The sand was white. The sea was turquoise. You could go out for what felt like miles without getting deep. And the best bit, it was empty, no tourists, no overpriced ice creams. Simply stunning. After a couple of ours we figured we better get going if we were going to make it to the top 5 beaches on the island.
According to the map the next best beach was almost next door, so we hoped on the bikes and went to find it. Having missed the turning twice we finally made it, only to be approached by a man dressed head to toe in military gear with a gun to match. Apparently the beach was closed today. So back on the bikes we got to head past where we were staying again all the way to the opposite end of the island. After passing a vinpearl water park, which is was very grand looking place with a castle like Disney land in the middle and a golf course joined on the side, we soon reached beach number 3.
A building site.
With developments along the whole front of it for miles. We didn't even get off our bikes here as the noise was so loud there was no way you were going to be able to enjoy it. We were warned before we got to Phu Quoc that it would be the last chance to see it in its natural splendour but it has appeared the diggers didn't get the memo and moved in early. Massive shame they were destroying such a beautiful island with massive resorts to become another standard 'paradise' holiday destination. So we turned around a followed the signs for Peppercorn beach.
When we arrived we were greeted with a very posh looking hotel with the beach hut style accommodation. Hesitant this beach was going to be any better then the others we walked through the hotel and into heaven.
This beach was completely different from the first beautiful one we had visited yet still so enjoyable. It has much more character, loads of shells and crabs and starfish, and even a huge amount of coral where you could see so much life.
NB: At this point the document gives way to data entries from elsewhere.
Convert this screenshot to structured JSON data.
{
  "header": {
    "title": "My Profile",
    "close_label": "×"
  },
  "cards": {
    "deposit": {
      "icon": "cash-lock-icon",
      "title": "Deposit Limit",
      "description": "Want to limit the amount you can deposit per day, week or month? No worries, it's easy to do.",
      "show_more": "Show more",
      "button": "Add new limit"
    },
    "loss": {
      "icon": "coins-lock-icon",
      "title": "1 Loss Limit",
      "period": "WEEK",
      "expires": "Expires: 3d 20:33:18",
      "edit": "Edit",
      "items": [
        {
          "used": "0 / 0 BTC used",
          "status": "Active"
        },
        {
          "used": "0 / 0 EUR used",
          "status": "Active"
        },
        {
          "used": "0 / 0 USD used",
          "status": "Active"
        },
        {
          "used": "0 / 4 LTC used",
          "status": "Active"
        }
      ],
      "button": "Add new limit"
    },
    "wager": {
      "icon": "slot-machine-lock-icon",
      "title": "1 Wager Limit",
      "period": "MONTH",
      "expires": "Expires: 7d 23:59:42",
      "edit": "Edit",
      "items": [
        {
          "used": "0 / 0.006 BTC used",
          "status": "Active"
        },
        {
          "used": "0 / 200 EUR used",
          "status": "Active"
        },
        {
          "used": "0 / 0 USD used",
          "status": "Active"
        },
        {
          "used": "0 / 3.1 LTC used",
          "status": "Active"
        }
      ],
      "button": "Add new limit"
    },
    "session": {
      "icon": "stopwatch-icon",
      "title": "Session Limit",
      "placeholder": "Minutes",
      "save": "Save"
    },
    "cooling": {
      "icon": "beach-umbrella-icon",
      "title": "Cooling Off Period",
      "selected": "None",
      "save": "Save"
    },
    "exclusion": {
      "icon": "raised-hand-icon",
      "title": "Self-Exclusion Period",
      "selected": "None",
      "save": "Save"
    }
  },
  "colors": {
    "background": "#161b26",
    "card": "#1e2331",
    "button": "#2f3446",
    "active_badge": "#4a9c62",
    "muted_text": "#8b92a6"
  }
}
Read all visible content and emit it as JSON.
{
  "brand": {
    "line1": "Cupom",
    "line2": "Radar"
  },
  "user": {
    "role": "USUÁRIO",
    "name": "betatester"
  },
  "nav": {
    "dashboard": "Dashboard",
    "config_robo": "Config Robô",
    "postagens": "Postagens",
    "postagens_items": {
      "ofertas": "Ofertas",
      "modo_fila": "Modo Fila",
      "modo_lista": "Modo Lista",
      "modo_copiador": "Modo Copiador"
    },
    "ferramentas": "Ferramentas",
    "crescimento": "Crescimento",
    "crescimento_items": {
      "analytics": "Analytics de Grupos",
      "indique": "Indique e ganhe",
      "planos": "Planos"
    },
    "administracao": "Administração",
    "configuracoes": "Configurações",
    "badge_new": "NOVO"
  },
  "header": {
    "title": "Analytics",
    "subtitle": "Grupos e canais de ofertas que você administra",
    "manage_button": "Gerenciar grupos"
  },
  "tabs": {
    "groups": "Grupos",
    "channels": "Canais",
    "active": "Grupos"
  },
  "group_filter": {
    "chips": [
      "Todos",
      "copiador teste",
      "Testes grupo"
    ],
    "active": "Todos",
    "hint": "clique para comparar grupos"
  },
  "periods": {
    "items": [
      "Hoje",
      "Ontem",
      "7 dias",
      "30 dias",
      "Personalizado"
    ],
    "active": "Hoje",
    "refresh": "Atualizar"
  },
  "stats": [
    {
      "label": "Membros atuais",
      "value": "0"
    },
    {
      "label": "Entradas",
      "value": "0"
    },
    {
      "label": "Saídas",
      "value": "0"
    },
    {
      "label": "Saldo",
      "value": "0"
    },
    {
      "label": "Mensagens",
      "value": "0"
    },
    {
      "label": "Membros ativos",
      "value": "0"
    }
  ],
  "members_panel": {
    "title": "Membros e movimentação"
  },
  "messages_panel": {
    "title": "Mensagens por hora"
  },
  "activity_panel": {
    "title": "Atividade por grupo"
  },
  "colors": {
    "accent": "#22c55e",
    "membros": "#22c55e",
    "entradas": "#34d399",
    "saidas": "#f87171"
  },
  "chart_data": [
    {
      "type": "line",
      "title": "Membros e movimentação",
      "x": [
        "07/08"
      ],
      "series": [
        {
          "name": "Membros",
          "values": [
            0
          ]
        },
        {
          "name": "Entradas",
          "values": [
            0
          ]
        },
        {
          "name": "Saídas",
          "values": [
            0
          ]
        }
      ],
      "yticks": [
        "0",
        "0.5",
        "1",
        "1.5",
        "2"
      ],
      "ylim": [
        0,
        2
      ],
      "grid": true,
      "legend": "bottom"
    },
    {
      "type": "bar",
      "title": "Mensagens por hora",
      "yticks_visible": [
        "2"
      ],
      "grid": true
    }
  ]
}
After chilling on the beach we grabbed some food. Really lovely food. But a price tag to match.
Chris and I grabbed our masks and asked the hotel if we could hire the tubes to snorkel. To which we were given a very snobby 'it's only for guests' - funny that, your happy to let us buy food and drinks from your hotel but when it comes to any form of kindness it's a no! Anyway we didn't want to let that defeat us, we marched to the beach and just free dived down to look at all the pretty stuff. Yumi and I pretended we were in the herbal essence advert filling shells with water and pouring it over ourselves in a seductive way. Accept it probably didn't look as seductive as it did in my head. After a shell photo shoot and a sunset over the neighbouring Rabbit Island of Cambodia it was time to head back.
Getting out the water at 7pm and driving 1 hour back on the moped made me freezing and tired but we still weren't ready to part from our pals. So we had a wander around the night market when we got back and saw more fish for sale on the market then there was in the sea, even a sting ray. Horrific. Completely put me off eating. Not Chris though, he's always up for a meal. After there meal and a coffee around the corner it was time to finally say goodbye. Yumi and Matt were heading up into Vietnam and we were heading into Cambodia the following day, but the backpacker world is so small we knew we would bump into them again.
The next morning we got the bus and headed out of Vietnam. It was a sad moment as we loved every moment of Vietnam, the people and the variety it had. We sat on the bus reflecting on the past month we had, then the excitement of a new country set in.
On to country number 4... Here we come Cambodia!